Data excerpts
====================
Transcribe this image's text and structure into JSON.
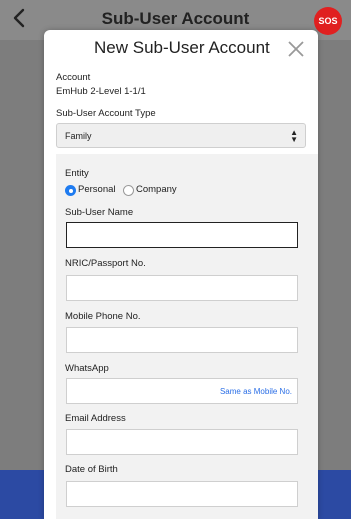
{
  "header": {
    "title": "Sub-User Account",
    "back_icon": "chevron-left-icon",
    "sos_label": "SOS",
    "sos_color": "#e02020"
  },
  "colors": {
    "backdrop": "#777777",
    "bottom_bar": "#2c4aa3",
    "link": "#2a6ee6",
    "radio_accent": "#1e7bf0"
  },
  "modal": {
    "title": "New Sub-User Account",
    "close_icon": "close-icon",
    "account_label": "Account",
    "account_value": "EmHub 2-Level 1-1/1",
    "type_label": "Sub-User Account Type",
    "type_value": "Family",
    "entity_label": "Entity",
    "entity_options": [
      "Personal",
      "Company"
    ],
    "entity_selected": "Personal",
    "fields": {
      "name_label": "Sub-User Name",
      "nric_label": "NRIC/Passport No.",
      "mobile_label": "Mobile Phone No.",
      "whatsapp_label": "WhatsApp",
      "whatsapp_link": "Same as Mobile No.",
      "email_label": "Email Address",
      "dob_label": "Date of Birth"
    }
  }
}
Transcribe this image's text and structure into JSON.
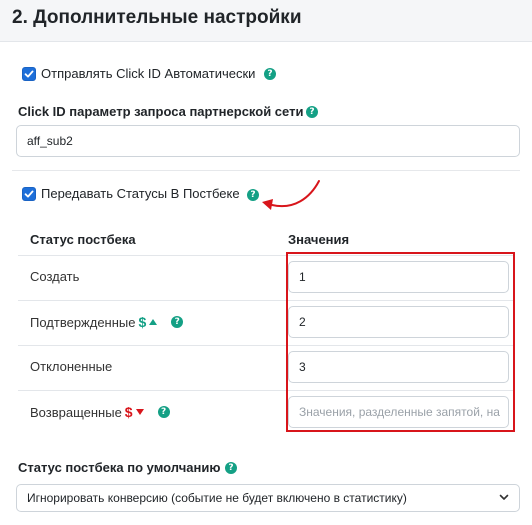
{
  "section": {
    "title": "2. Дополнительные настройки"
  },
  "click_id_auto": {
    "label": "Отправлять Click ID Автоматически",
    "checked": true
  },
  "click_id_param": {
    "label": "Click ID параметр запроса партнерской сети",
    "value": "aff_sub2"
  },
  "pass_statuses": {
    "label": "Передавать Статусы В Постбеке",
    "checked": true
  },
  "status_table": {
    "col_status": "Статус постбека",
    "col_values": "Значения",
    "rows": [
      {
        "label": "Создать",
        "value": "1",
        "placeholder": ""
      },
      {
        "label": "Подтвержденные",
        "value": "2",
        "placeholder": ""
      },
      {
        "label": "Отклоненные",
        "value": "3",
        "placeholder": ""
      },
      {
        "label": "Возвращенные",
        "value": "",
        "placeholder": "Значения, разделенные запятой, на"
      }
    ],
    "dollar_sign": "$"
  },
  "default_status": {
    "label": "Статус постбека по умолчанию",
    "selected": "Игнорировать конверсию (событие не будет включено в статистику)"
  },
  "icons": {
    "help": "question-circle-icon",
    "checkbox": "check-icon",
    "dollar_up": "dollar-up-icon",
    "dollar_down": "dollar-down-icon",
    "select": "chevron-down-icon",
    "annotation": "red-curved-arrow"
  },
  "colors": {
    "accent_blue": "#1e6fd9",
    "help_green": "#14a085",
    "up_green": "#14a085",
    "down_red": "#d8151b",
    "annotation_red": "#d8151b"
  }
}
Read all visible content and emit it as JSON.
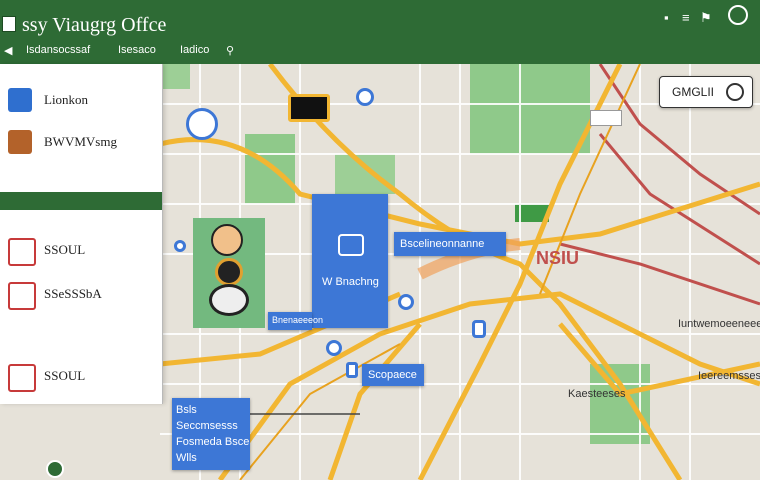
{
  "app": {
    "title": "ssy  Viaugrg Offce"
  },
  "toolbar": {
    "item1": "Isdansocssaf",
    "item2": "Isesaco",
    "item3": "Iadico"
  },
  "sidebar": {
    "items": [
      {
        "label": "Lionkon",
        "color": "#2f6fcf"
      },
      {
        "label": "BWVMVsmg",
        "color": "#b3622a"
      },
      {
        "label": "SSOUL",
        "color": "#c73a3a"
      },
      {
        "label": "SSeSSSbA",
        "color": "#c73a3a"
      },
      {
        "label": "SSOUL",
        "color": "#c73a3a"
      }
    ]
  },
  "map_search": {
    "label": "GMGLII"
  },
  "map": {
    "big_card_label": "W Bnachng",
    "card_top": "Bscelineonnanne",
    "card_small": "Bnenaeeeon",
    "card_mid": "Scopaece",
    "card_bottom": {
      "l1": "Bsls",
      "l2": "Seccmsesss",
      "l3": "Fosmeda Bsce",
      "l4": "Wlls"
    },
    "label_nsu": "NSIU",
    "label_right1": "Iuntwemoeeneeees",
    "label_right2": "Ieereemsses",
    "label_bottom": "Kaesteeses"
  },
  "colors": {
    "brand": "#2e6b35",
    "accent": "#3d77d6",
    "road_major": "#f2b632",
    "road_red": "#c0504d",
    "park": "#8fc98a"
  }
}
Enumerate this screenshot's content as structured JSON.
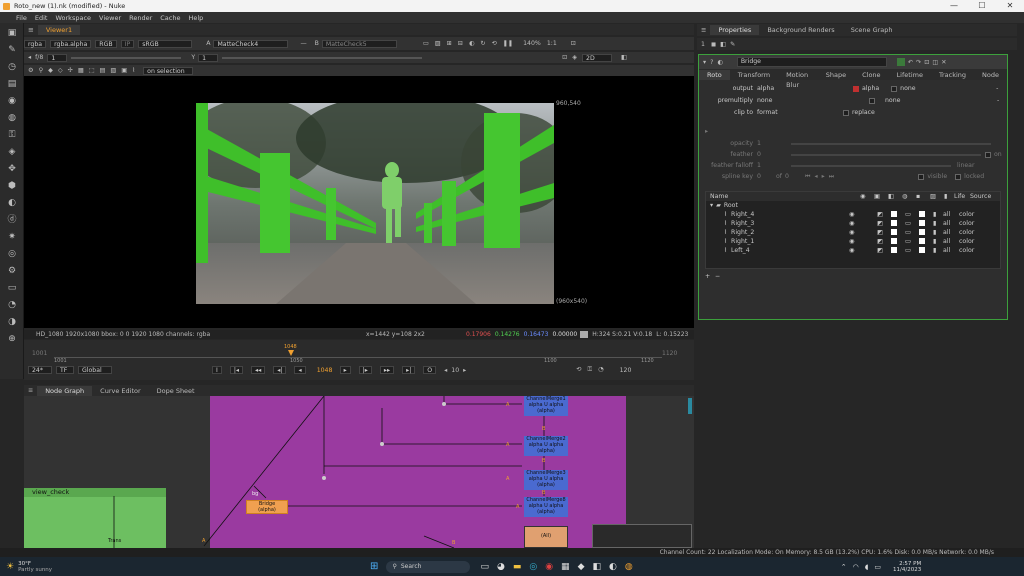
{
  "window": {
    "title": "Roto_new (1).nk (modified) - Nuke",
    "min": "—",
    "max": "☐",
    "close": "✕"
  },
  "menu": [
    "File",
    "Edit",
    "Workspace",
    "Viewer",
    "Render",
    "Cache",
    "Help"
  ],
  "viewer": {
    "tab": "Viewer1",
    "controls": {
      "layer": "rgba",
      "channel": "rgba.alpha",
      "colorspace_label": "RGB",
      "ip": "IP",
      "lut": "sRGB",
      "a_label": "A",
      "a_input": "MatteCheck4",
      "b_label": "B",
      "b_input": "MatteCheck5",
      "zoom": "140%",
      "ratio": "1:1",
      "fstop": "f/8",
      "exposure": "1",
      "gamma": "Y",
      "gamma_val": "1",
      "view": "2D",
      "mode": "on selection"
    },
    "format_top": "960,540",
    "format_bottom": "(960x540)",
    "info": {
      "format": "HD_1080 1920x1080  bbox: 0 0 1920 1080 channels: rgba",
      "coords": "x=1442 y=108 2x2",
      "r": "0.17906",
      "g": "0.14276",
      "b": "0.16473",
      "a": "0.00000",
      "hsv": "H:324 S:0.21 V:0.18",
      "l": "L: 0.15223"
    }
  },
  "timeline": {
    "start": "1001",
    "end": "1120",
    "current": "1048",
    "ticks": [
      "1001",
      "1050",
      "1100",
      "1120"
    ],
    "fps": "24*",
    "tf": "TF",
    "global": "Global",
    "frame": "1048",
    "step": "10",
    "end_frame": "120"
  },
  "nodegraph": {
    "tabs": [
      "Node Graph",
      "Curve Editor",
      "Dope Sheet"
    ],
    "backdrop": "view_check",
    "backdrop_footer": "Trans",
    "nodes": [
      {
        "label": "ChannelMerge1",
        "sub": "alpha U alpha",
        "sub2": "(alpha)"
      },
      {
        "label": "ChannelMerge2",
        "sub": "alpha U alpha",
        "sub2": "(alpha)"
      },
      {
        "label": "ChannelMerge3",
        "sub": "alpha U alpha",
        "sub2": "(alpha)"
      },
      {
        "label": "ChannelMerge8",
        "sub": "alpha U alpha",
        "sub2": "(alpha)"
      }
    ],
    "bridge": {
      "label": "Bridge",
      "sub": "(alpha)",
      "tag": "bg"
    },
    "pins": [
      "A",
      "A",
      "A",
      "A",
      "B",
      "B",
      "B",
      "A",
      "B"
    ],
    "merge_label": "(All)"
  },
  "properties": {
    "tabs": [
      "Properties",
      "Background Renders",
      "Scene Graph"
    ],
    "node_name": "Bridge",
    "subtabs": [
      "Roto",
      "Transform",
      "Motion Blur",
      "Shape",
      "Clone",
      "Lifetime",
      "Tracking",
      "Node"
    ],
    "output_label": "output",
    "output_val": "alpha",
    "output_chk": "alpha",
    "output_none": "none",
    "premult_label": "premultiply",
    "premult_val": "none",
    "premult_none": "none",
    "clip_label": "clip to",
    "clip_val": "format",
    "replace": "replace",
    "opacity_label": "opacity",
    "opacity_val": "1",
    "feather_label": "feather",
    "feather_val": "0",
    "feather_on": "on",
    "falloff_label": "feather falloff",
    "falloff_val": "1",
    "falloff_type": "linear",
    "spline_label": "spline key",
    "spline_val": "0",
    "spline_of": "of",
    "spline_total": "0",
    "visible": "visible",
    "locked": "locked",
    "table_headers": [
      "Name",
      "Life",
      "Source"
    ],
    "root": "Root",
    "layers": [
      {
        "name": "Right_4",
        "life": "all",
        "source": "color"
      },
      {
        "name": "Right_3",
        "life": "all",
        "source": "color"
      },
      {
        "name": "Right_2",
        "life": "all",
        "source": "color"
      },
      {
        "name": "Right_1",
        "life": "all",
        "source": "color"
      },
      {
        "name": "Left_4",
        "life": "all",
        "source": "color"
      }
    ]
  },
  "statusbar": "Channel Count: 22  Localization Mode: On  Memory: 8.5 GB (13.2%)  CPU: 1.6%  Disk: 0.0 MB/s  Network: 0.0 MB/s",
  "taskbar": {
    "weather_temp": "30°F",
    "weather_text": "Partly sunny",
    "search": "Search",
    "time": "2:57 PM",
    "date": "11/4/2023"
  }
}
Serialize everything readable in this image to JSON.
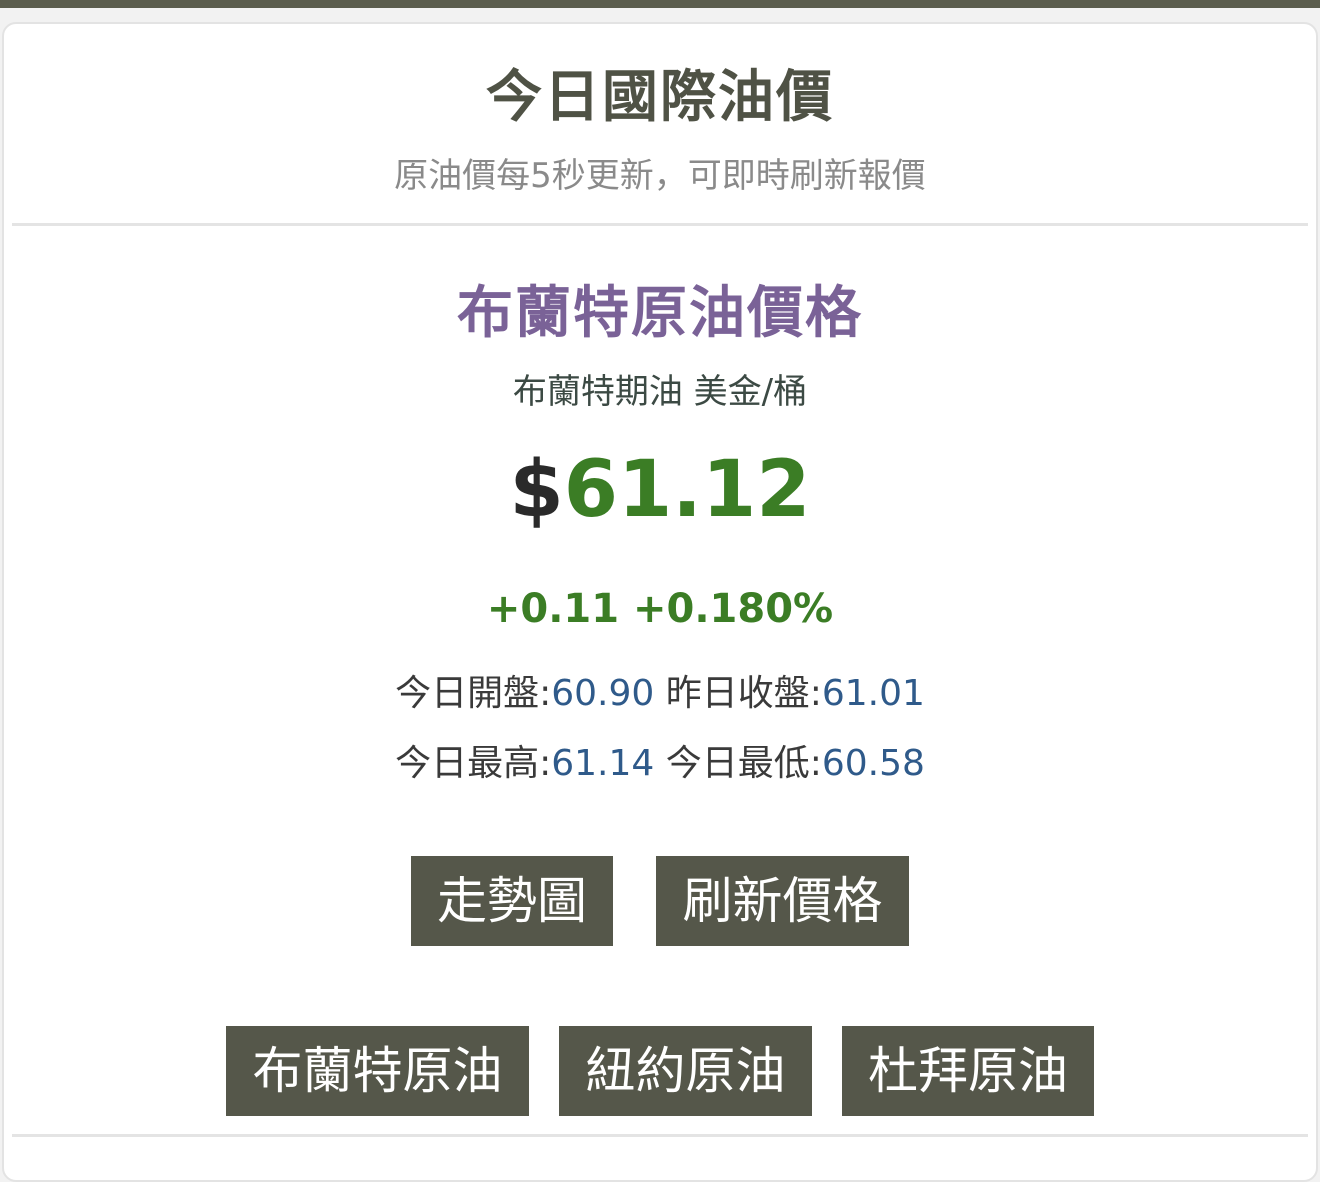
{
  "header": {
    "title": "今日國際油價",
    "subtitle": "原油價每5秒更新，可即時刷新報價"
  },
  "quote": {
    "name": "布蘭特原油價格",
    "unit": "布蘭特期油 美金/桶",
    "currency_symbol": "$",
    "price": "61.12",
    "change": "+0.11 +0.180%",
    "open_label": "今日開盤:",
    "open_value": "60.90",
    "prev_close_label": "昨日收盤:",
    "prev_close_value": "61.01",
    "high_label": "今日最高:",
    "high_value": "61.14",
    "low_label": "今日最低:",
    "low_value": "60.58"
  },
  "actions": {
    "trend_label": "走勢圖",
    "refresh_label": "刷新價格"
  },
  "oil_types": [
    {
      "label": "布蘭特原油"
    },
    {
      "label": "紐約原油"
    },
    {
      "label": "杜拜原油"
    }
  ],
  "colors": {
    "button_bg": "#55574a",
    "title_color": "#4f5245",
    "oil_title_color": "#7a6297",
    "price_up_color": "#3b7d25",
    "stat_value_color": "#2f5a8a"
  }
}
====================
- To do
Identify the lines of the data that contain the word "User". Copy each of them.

- Written answer
    "title": "Sub-User Account",
    "title": "New Sub-User Account",
    "type_label": "Sub-User Account Type",
      "name_label": "Sub-User Name",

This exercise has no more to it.